If you work in an office you might be doing something that could seem ordinary and necessary but can be hazardous to your health: sitting. We often hear warnings about avoiding couch-potato tendencies in front of the television but what if your job requires you to sit in front of the computer screen from 9-5?
I’ve worked at a desk for several hours a day for most of my life – from sitting in class as a student to now doing most of the work pertaining to my career on a computer. After years of putting in long hours in front of screens I’ve felt the physical effects, from neck pain after a night of typing a paper, to occasional aches and numbness in my wrists and legs which I’ve been able to control with stretches and exercise. Recently I’ve been hearing more reports on the lasting and even more dangerous health effects that long periods of sitting may have.
Several studies have shown a link between sedentary behavior and the increased risk for health problems such as obesity, cardiovascular disease, diabetes and cancer.
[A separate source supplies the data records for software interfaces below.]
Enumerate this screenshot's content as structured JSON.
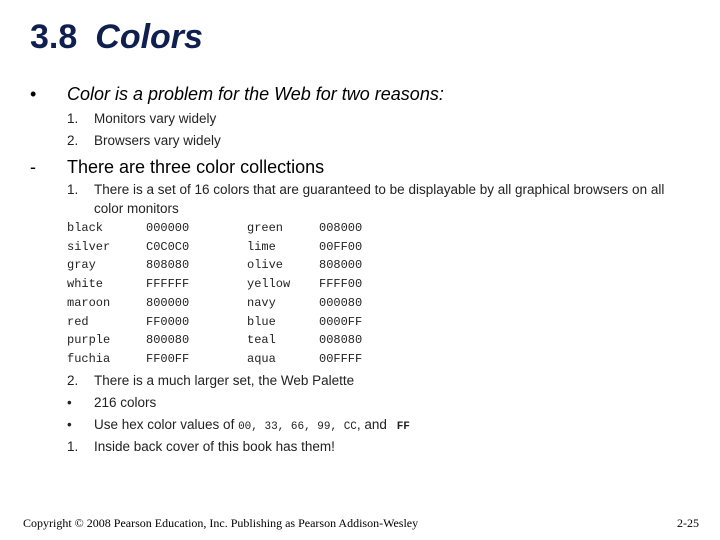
{
  "slide": {
    "title_num": "3.8",
    "title_word": "Colors",
    "bullet1": {
      "marker": "•",
      "text": "Color is a problem for the Web for two reasons:",
      "items": [
        {
          "marker": "1.",
          "text": "Monitors vary widely"
        },
        {
          "marker": "2.",
          "text": "Browsers vary widely"
        }
      ]
    },
    "bullet2": {
      "marker": "-",
      "text": "There are three color collections",
      "item1_marker": "1.",
      "item1_line1": "There is a set of 16 colors that are guaranteed to be displayable by all graphical browsers on all",
      "item1_line2": "color monitors",
      "color_table": [
        [
          "black",
          "000000",
          "green",
          "008000"
        ],
        [
          "silver",
          "C0C0C0",
          "lime",
          "00FF00"
        ],
        [
          "gray",
          "808080",
          "olive",
          "808000"
        ],
        [
          "white",
          "FFFFFF",
          "yellow",
          "FFFF00"
        ],
        [
          "maroon",
          "800000",
          "navy",
          "000080"
        ],
        [
          "red",
          "FF0000",
          "blue",
          "0000FF"
        ],
        [
          "purple",
          "800080",
          "teal",
          "008080"
        ],
        [
          "fuchia",
          "FF00FF",
          "aqua",
          "00FFFF"
        ]
      ],
      "item2_marker": "2.",
      "item2_text": "There is a much larger set, the Web Palette",
      "sub1_marker": "•",
      "sub1_text": "216 colors",
      "sub2_marker": "•",
      "sub2_prefix": "Use hex color values of ",
      "sub2_codes": "00, 33, 66, 99, CC",
      "sub2_and": ", and ",
      "sub2_last": "FF",
      "item3_marker": "1.",
      "item3_text": "Inside back cover of this book has them!"
    },
    "footer": {
      "copyright": "Copyright © 2008 Pearson Education, Inc. Publishing as Pearson Addison-Wesley",
      "page": "2-25"
    }
  }
}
There have been a number of recent studies, including one following Australian adults, that also show that sitting for long periods of time can be detrimental to your health even if you do physical activity at other times during the week.1
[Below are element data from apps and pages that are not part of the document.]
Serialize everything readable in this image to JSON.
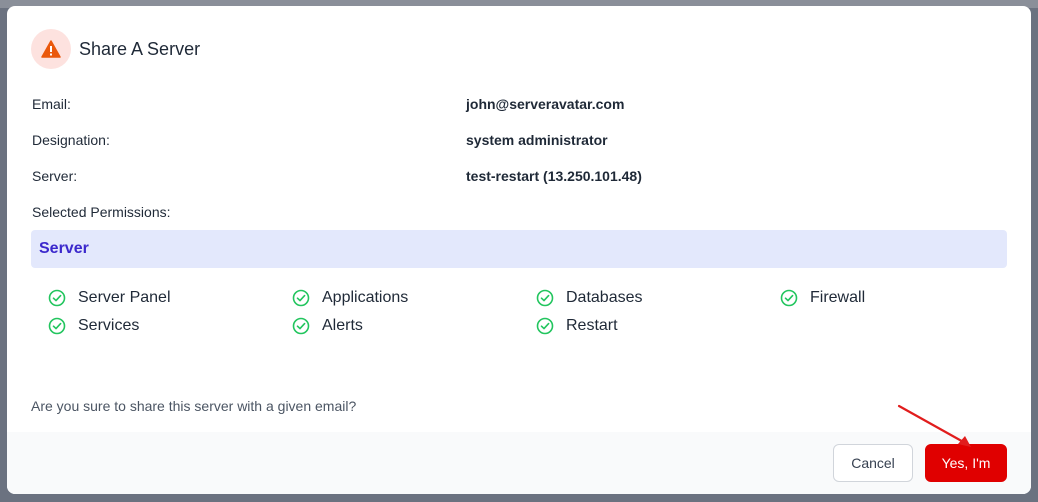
{
  "modal": {
    "title": "Share A Server",
    "fields": [
      {
        "label": "Email:",
        "value": "john@serveravatar.com"
      },
      {
        "label": "Designation:",
        "value": "system administrator"
      },
      {
        "label": "Server:",
        "value": "test-restart (13.250.101.48)"
      }
    ],
    "permissions_label": "Selected Permissions:",
    "group": {
      "name": "Server",
      "items": [
        "Server Panel",
        "Applications",
        "Databases",
        "Firewall",
        "Services",
        "Alerts",
        "Restart"
      ]
    },
    "question": "Are you sure to share this server with a given email?",
    "buttons": {
      "cancel": "Cancel",
      "confirm": "Yes, I'm"
    }
  },
  "colors": {
    "accent": "#e00000",
    "group_bg": "#e3e8fc",
    "group_text": "#3b28cc",
    "check": "#22c55e",
    "warning": "#ea580c",
    "annotation_arrow": "#e11d1d"
  },
  "icons": {
    "header": "warning-icon",
    "permission": "check-circle-icon"
  }
}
Previously on our blog we discussed how even when you are getting the recommended amount of physical activity (150 minutes of moderate intensity physical activity per week) prolonged sessions of sitting can take years off of your life and lead to chronic illnesses like Type 2 diabetes, metabolic syndrome, obesity and cardiovascular disease. 2 These findings show the importance of moving more and limiting the amounts of time you do sit throughout the day even if you do get a regular exercise routine in.
If you do have to sit at your desk for most of the day here are some tips to ensure that you are helping and not hindering your health:
Remember that the human body was meant to move, not to sit stationary for hours on end. Make every effort to stay in motion for the short-term physical relief from aches and stiffness, and the improved longevity and quality of your life.
1) Van der Ploeg HP, Chey T, Korda RJ, Banks E, Bauman A. (2011). Sitting time and all-cause mortality risk in 222,497 Australian adults. Arch Intern Med. 2012;172(6):494-500. doi:10.1001/archinternmed.2011.2174.
2) Katzmarzyk PT, Church TS, Craig CL, & Bouchard C. (2009). Sitting time and mortality from all causes, cardiovascular disease, and cancer. MSSE, 41(5), 998-1005.